* _Work to be completed_
In the entries below, find every line with "Pair" and copy it.

******************************

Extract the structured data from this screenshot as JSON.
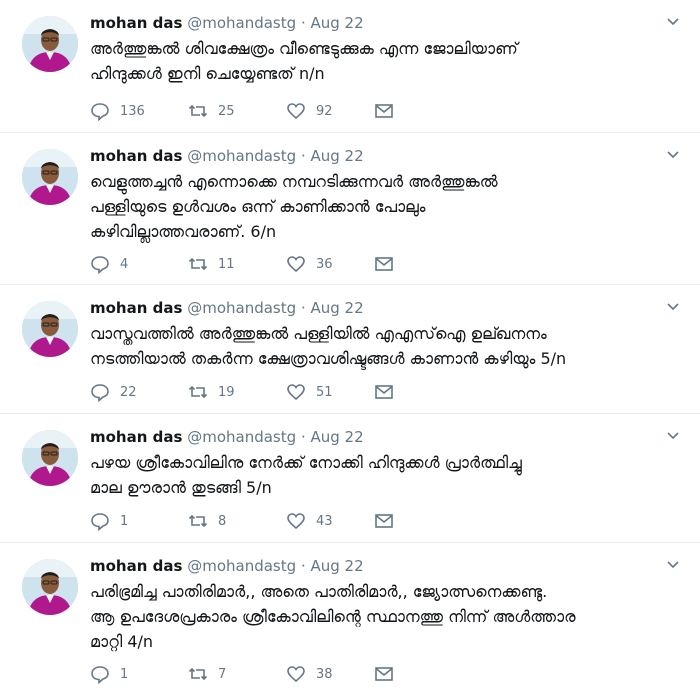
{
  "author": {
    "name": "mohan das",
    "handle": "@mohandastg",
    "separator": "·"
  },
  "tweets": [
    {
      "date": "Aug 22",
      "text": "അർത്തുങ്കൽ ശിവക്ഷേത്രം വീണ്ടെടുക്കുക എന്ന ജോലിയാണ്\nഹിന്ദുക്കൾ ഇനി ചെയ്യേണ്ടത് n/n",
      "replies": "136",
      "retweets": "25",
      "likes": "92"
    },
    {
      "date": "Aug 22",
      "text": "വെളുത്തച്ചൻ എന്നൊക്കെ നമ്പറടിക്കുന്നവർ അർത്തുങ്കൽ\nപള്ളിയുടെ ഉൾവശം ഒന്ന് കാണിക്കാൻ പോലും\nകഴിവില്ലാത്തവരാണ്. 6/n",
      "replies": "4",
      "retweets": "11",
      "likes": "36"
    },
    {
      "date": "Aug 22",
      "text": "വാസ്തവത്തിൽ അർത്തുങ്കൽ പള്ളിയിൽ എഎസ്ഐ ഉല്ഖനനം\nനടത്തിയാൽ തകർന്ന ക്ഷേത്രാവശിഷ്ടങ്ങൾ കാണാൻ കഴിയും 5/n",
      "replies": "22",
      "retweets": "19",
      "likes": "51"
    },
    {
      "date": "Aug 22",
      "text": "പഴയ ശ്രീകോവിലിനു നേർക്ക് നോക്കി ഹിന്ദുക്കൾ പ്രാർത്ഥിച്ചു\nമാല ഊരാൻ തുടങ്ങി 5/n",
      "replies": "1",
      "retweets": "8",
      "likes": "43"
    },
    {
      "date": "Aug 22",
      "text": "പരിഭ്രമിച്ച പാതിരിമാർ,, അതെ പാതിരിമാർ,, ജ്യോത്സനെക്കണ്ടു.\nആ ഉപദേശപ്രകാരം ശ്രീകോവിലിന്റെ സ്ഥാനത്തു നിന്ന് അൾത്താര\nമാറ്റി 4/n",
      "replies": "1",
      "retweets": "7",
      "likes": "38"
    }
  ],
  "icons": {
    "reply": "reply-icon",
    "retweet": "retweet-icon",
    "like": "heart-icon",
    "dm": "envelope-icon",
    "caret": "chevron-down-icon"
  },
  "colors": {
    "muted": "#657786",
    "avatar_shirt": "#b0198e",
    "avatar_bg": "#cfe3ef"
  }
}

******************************

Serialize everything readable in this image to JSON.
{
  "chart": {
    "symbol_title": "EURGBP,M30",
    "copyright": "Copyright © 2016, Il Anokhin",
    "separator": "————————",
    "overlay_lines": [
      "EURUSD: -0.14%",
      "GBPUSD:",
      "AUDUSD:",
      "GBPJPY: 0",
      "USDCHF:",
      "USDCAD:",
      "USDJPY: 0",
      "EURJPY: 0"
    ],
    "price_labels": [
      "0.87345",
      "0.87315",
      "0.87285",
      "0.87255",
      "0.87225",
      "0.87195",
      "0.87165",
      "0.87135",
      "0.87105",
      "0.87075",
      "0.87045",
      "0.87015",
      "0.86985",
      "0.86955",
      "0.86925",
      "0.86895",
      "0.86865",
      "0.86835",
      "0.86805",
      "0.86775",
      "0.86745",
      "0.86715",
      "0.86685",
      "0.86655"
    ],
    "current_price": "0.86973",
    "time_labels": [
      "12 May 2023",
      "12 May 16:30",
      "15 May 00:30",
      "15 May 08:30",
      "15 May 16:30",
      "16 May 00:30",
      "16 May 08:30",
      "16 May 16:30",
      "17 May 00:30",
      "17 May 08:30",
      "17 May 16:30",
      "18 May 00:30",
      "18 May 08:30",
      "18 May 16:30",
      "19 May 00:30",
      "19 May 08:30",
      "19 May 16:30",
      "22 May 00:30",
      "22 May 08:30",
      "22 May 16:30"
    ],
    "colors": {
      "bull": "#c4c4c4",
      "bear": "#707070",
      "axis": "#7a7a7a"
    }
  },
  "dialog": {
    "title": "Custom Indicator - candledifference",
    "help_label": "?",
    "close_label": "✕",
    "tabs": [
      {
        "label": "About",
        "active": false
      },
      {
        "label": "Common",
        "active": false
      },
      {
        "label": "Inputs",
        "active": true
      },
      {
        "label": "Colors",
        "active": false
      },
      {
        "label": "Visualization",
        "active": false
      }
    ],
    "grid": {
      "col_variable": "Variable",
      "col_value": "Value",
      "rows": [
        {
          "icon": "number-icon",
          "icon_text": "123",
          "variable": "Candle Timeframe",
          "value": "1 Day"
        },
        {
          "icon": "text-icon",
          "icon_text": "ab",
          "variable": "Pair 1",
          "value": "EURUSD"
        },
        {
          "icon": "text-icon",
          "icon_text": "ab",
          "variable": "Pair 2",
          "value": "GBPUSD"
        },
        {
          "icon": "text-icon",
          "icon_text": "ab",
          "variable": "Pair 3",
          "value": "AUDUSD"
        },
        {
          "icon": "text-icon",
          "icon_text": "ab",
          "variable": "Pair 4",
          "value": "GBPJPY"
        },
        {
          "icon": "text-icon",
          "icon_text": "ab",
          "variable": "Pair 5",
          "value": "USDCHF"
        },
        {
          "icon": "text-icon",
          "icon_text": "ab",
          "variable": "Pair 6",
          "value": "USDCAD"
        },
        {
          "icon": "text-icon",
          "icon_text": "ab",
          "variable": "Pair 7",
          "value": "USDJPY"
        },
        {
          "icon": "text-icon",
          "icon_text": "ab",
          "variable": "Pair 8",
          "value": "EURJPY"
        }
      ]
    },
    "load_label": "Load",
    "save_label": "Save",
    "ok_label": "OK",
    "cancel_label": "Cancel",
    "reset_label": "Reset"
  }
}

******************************

* _Response area_
          "variable": "Pair 1",
          "variable": "Pair 2",
          "variable": "Pair 3",
          "variable": "Pair 4",
          "variable": "Pair 5",
          "variable": "Pair 6",
          "variable": "Pair 7",
          "variable": "Pair 8",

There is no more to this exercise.